* EXERCISE DIRECTIONS *
Output the lines of the records from the one containing "Enumerate this screenshot's" through the last, both ends included. Leave pictures out.

[Excerpts from an interface dataset]
---------------

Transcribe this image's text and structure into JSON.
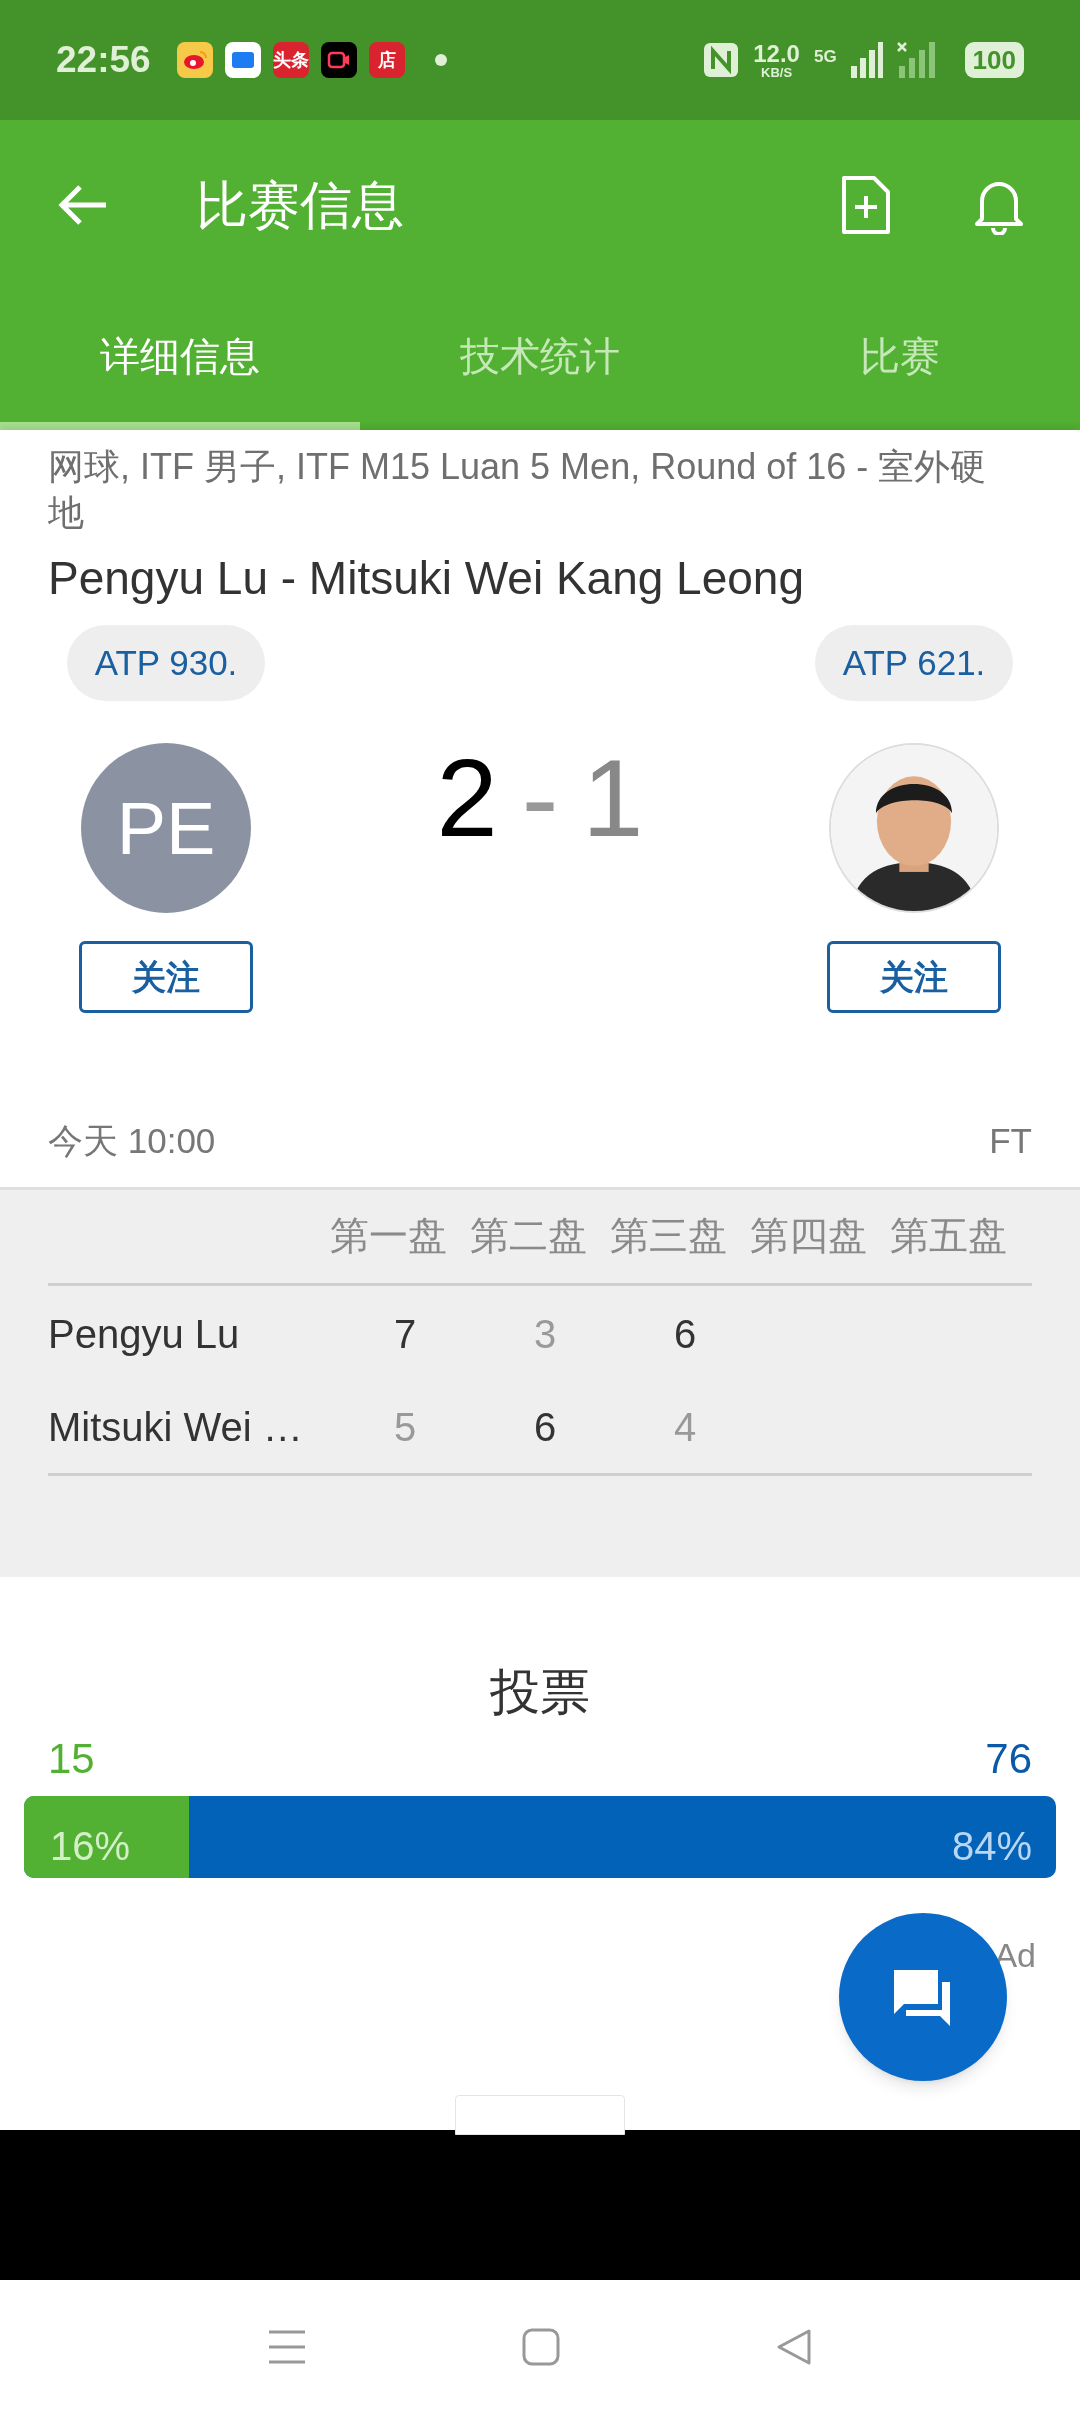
{
  "status_bar": {
    "time": "22:56",
    "notification_icons": [
      {
        "kind": "weibo"
      },
      {
        "kind": "blue"
      },
      {
        "kind": "text",
        "label": "头条"
      },
      {
        "kind": "video"
      },
      {
        "kind": "text",
        "label": "店"
      }
    ],
    "speed": "12.0",
    "speed_unit": "KB/S",
    "network": "5G",
    "battery": "100"
  },
  "app_bar": {
    "title": "比赛信息"
  },
  "tabs": [
    {
      "label": "详细信息",
      "selected": true
    },
    {
      "label": "技术统计",
      "selected": false
    },
    {
      "label": "比赛",
      "selected": false
    }
  ],
  "match": {
    "competition": "网球, ITF 男子, ITF M15 Luan 5 Men, Round of 16 - 室外硬地",
    "title": "Pengyu Lu - Mitsuki Wei Kang Leong",
    "home": {
      "ranking": "ATP 930.",
      "initials": "PE",
      "follow": "关注"
    },
    "away": {
      "ranking": "ATP 621.",
      "kind": "picture",
      "follow": "关注"
    },
    "score_home": "2",
    "score_separator": "-",
    "score_away": "1",
    "home_leading": true,
    "time": "今天 10:00",
    "status": "FT"
  },
  "sets_table": {
    "columns": [
      "第一盘",
      "第二盘",
      "第三盘",
      "第四盘",
      "第五盘"
    ],
    "rows": [
      {
        "player": "Pengyu Lu",
        "scores": [
          {
            "value": "7",
            "won": true
          },
          {
            "value": "3",
            "won": false
          },
          {
            "value": "6",
            "won": true
          }
        ]
      },
      {
        "player": "Mitsuki Wei …",
        "scores": [
          {
            "value": "5",
            "won": false
          },
          {
            "value": "6",
            "won": true
          },
          {
            "value": "4",
            "won": false
          }
        ]
      }
    ]
  },
  "poll": {
    "title": "投票",
    "home_votes": "15",
    "away_votes": "76",
    "home_percent": "16%",
    "away_percent": "84%",
    "level": 0.16
  },
  "ad": {
    "label": "Ad"
  }
}
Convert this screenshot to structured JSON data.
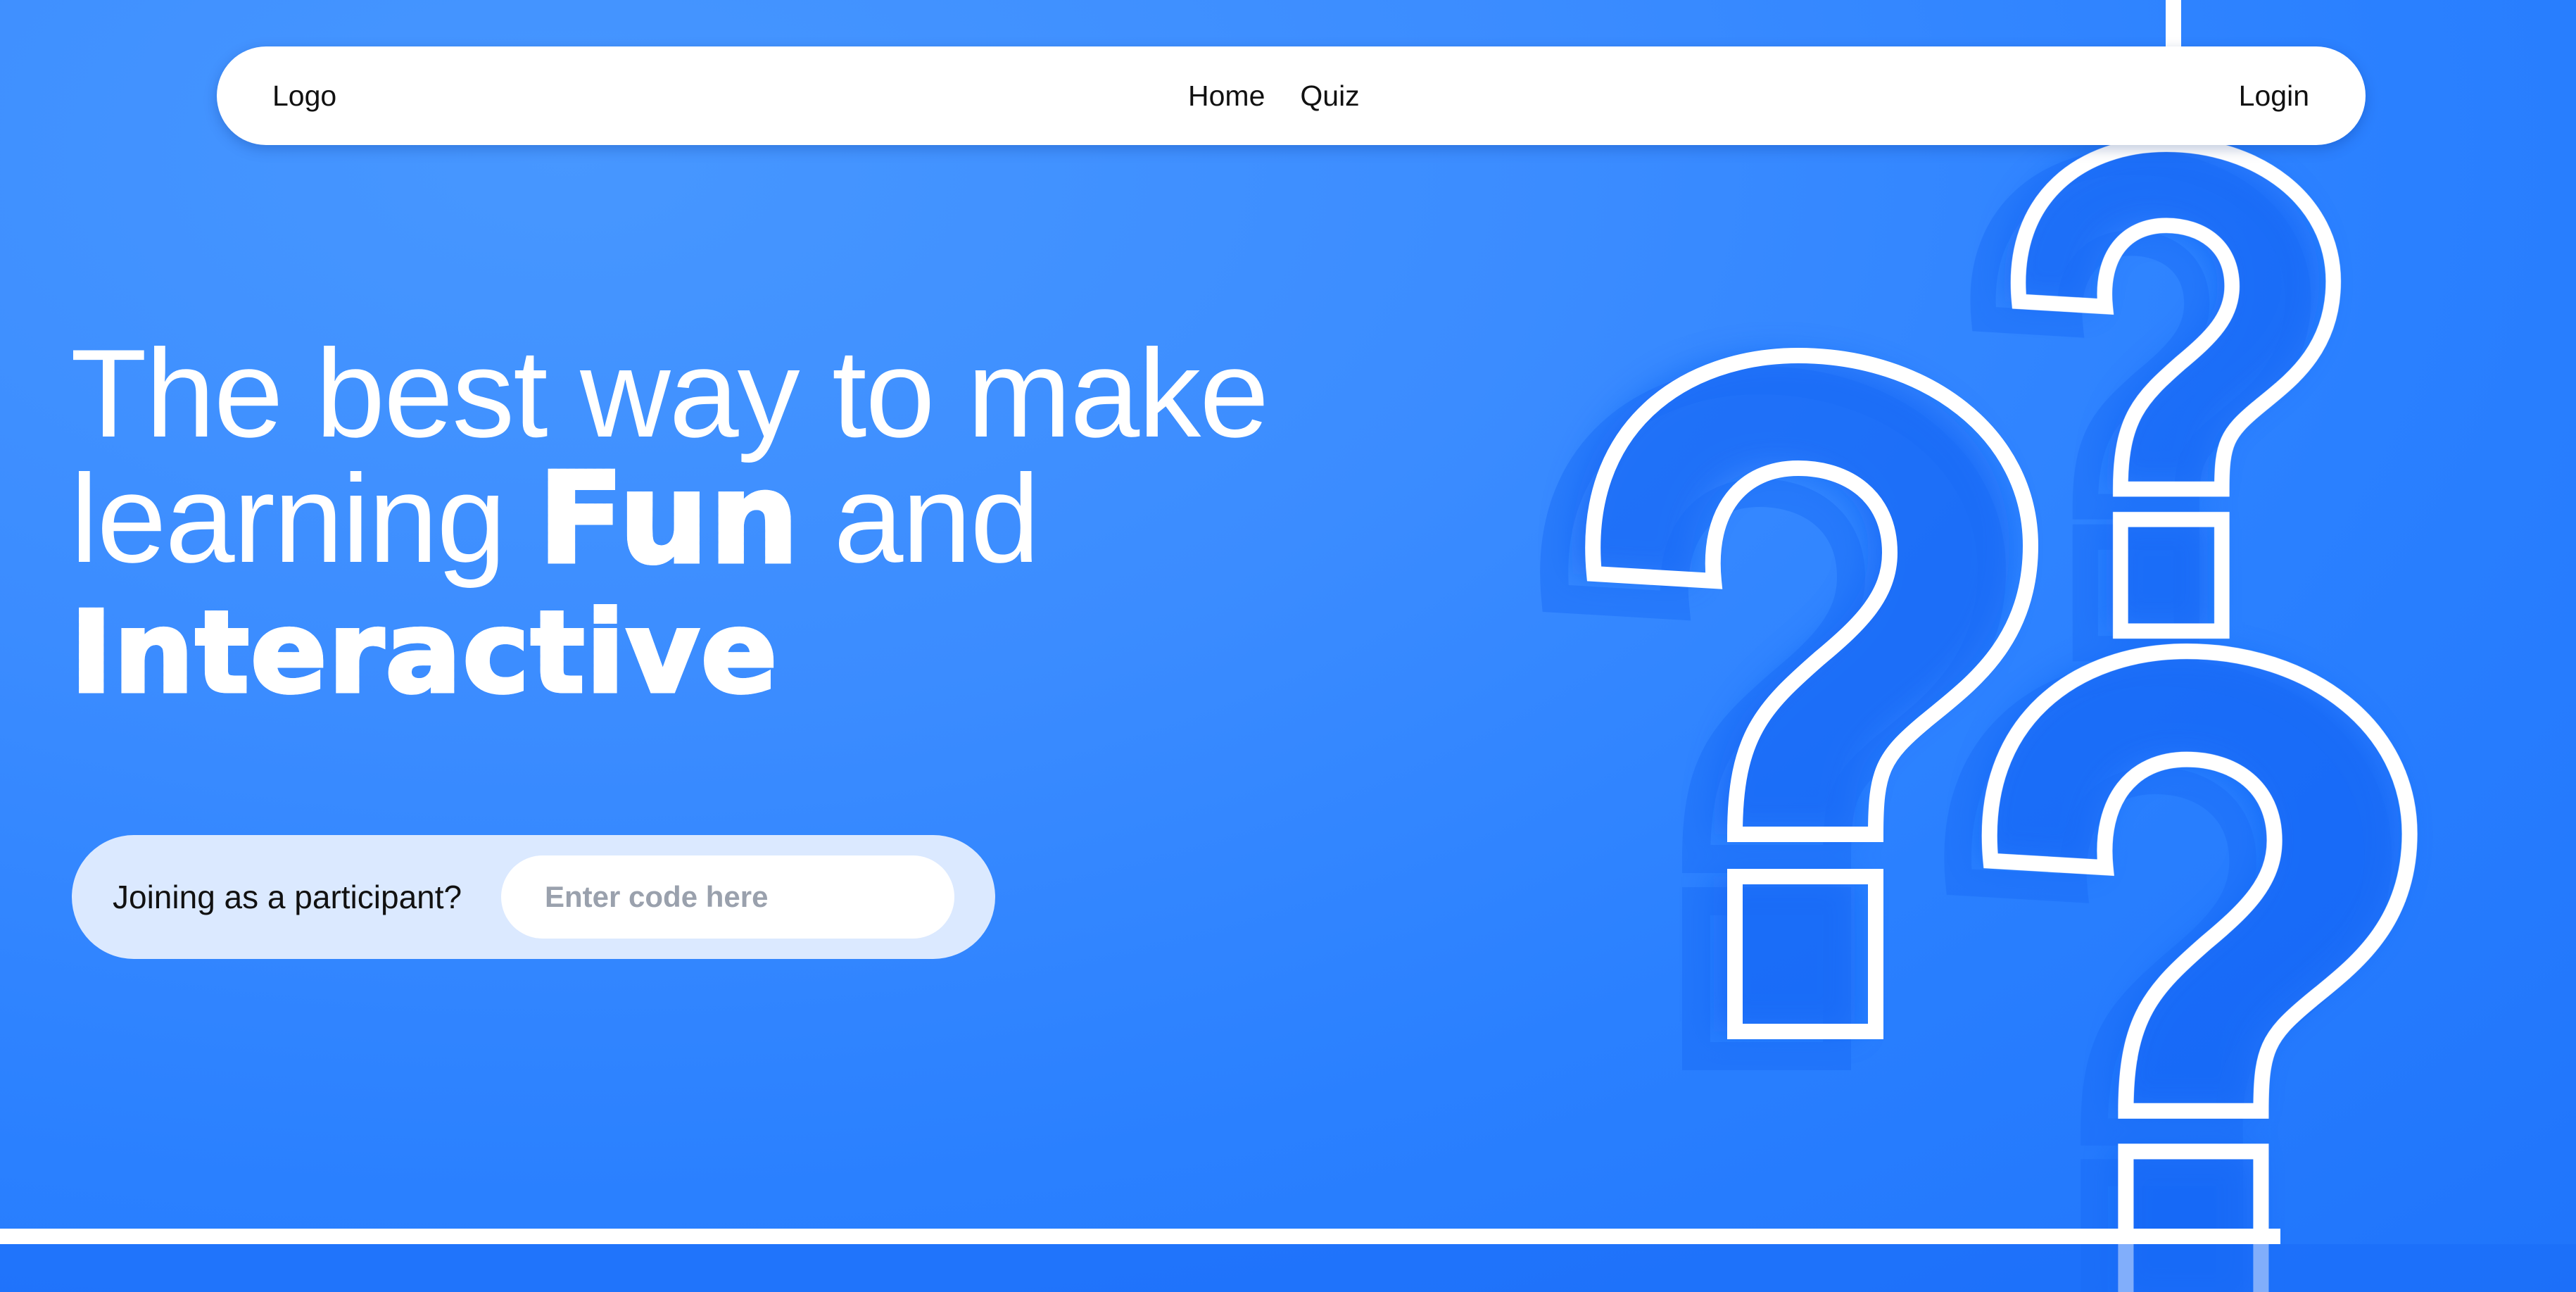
{
  "navbar": {
    "logo": "Logo",
    "links": [
      "Home",
      "Quiz"
    ],
    "login": "Login"
  },
  "hero": {
    "line1": "The best way to make",
    "line2_prefix": "learning ",
    "line2_fancy": "Fun",
    "line2_suffix": " and",
    "line3_fancy": "Interactive"
  },
  "join": {
    "label": "Joining as a participant?",
    "placeholder": "Enter code here",
    "value": ""
  },
  "colors": {
    "background": "#2a80ff",
    "navbar": "#ffffff",
    "join_pill": "#dbe9ff",
    "hero_text": "#ffffff"
  },
  "decorations": [
    "question-mark-large-left",
    "question-mark-top-right",
    "question-mark-bottom-right"
  ]
}
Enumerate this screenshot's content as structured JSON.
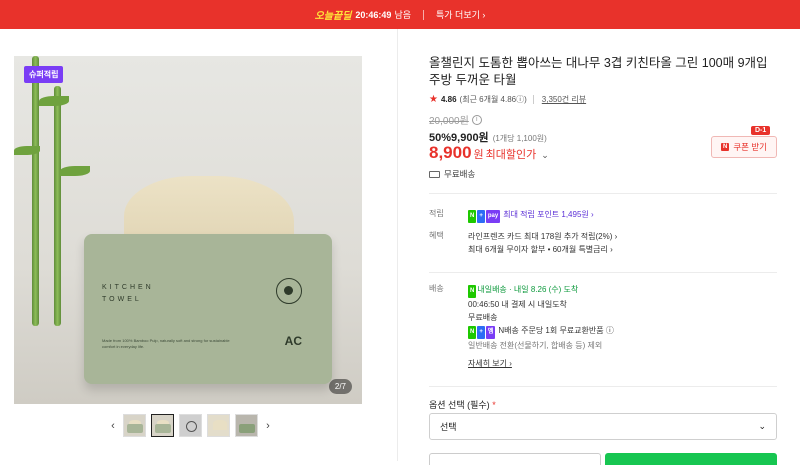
{
  "topbar": {
    "badge": "오늘끝딜",
    "timer": "20:46:49",
    "remain": "남음",
    "deal_link": "특가 더보기 ›"
  },
  "gallery": {
    "super_badge": "슈퍼적립",
    "counter": "2/7",
    "box_text_line1": "KITCHEN",
    "box_text_line2": "TOWEL",
    "box_fine": "Made from 100% Bamboo Pulp, naturally soft and strong for sustainable comfort in everyday life.",
    "box_mark": "AC",
    "prev": "‹",
    "next": "›"
  },
  "product": {
    "title": "올챌린지 도톰한 뽑아쓰는 대나무 3겹 키친타올 그린 100매 9개입 주방 두꺼운 타월",
    "rating": "4.86",
    "rating_recent": "(최근 6개월 4.86ⓘ)",
    "reviews": "3,350건 리뷰",
    "orig_price": "20,000원",
    "discount": "50%",
    "sale_price": "9,900원",
    "unit_price": "(1개당 1,100원)",
    "max_price": "8,900",
    "max_price_unit": "원",
    "max_label": "최대할인가",
    "coupon_label": "쿠폰 받기",
    "coupon_dday": "D-1",
    "shipping": "무료배송"
  },
  "benefits": {
    "point_label": "적립",
    "point_text": "최대 적립 포인트 1,495원 ›",
    "benefit_label": "혜택",
    "benefit_line1": "라인프렌즈 카드 최대 178원 추가 적립(2%) ›",
    "benefit_line2": "최대 6개월 무이자 할부 • 60개월 특별금리 ›"
  },
  "delivery": {
    "label": "배송",
    "arrival": "내일배송 · 내일 8.26 (수) 도착",
    "cutoff": "00:46:50  내 결제 시 내일도착",
    "free": "무료배송",
    "exchange": "N배송 주문당 1회 무료교환반품 ⓘ",
    "except": "일반배송 전환(선물하기, 합배송 등) 제외",
    "detail": "자세히 보기 ›"
  },
  "options": {
    "label": "옵션 선택 (필수)",
    "required_mark": "*",
    "select_value": "선택"
  },
  "colors": {
    "accent": "#e8322b",
    "naver_green": "#1ec800",
    "purple": "#7a3df5"
  }
}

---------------

* RESULT BELOW *
Enumerate this screenshot's content as structured JSON.
{
  "topbar": {
    "badge": "오늘끝딜",
    "timer": "20:46:49",
    "remain": "남음",
    "deal_link": "특가 더보기 ›"
  },
  "gallery": {
    "super_badge": "슈퍼적립",
    "counter": "2/7",
    "box_text_line1": "KITCHEN",
    "box_text_line2": "TOWEL",
    "box_fine": "Made from 100% Bamboo Pulp, naturally soft and strong for sustainable comfort in everyday life.",
    "box_mark": "AC",
    "prev": "‹",
    "next": "›"
  },
  "product": {
    "title": "올챌린지 도톰한 뽑아쓰는 대나무 3겹 키친타올 그린 100매 9개입 주방 두꺼운 타월",
    "rating": "4.86",
    "rating_recent": "(최근 6개월 4.86ⓘ)",
    "reviews": "3,350건 리뷰",
    "orig_price": "20,000원",
    "discount": "50%",
    "sale_price": "9,900원",
    "unit_price": "(1개당 1,100원)",
    "max_price": "8,900",
    "max_price_unit": "원",
    "max_label": "최대할인가",
    "coupon_label": "쿠폰 받기",
    "coupon_dday": "D-1",
    "shipping": "무료배송"
  },
  "benefits": {
    "point_label": "적립",
    "point_text": "최대 적립 포인트 1,495원 ›",
    "benefit_label": "혜택",
    "benefit_line1": "라인프렌즈 카드 최대 178원 추가 적립(2%) ›",
    "benefit_line2": "최대 6개월 무이자 할부 • 60개월 특별금리 ›"
  },
  "delivery": {
    "label": "배송",
    "arrival": "내일배송 · 내일 8.26 (수) 도착",
    "cutoff": "00:46:50  내 결제 시 내일도착",
    "free": "무료배송",
    "exchange": "N배송 주문당 1회 무료교환반품 ⓘ",
    "except": "일반배송 전환(선물하기, 합배송 등) 제외",
    "detail": "자세히 보기 ›"
  },
  "options": {
    "label": "옵션 선택 (필수)",
    "required_mark": "*",
    "select_value": "선택"
  },
  "colors": {
    "accent": "#e8322b",
    "naver_green": "#1ec800",
    "purple": "#7a3df5"
  }
}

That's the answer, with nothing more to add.